AVAILABLE RECORDS:
======
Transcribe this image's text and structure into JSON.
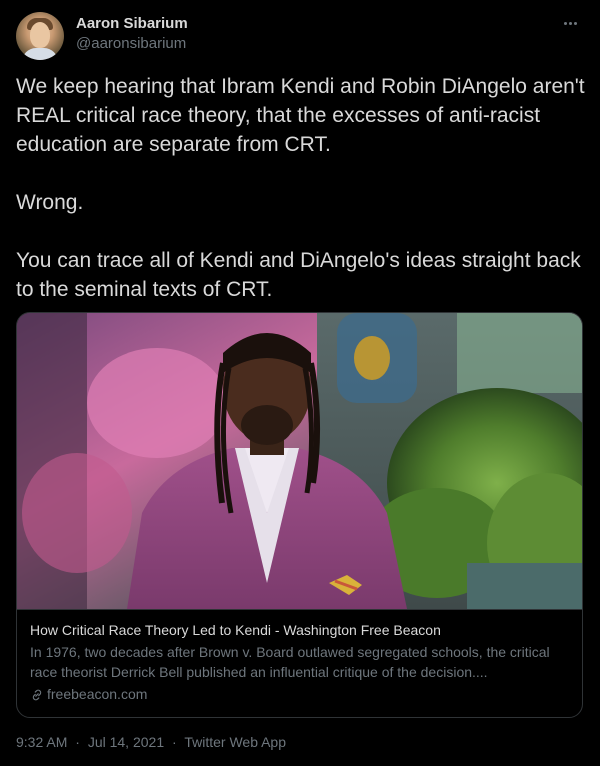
{
  "author": {
    "display_name": "Aaron Sibarium",
    "handle": "@aaronsibarium",
    "avatar_icon": "profile-photo"
  },
  "tweet": {
    "paragraphs": [
      "We keep hearing that Ibram Kendi and Robin DiAngelo aren't REAL critical race theory, that the excesses of anti-racist education are separate from CRT.",
      "Wrong.",
      "You can trace all of Kendi and DiAngelo's ideas straight back to the seminal texts of CRT."
    ]
  },
  "link_card": {
    "title": "How Critical Race Theory Led to Kendi - Washington Free Beacon",
    "description": "In 1976, two decades after Brown v. Board outlawed segregated schools, the critical race theorist Derrick Bell published an influential critique of the decision....",
    "domain": "freebeacon.com",
    "domain_icon": "link-icon",
    "image_icon": "article-photo"
  },
  "footer": {
    "time": "9:32 AM",
    "date": "Jul 14, 2021",
    "source": "Twitter Web App",
    "separator": "·"
  },
  "colors": {
    "background": "#000000",
    "text": "#d9d9d9",
    "secondary_text": "#6e767d",
    "border": "#2f3336"
  },
  "menu_icon": "more-horizontal-icon"
}
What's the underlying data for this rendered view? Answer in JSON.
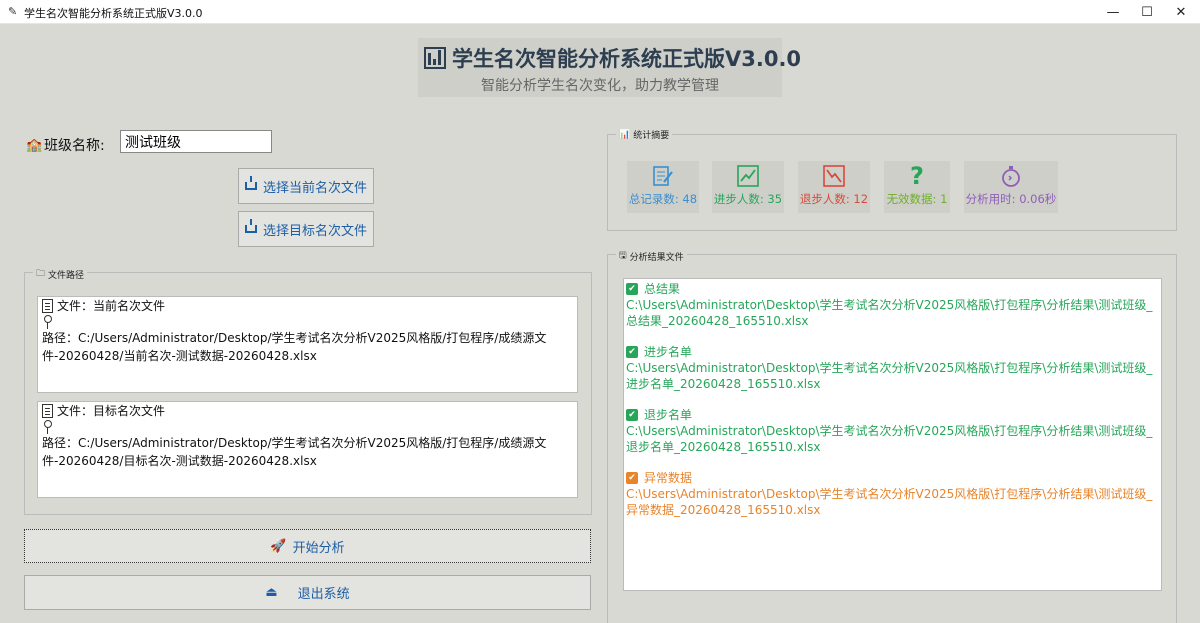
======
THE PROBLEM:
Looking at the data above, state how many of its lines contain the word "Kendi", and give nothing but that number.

SOLUTION TO THIS EXERCISE:
3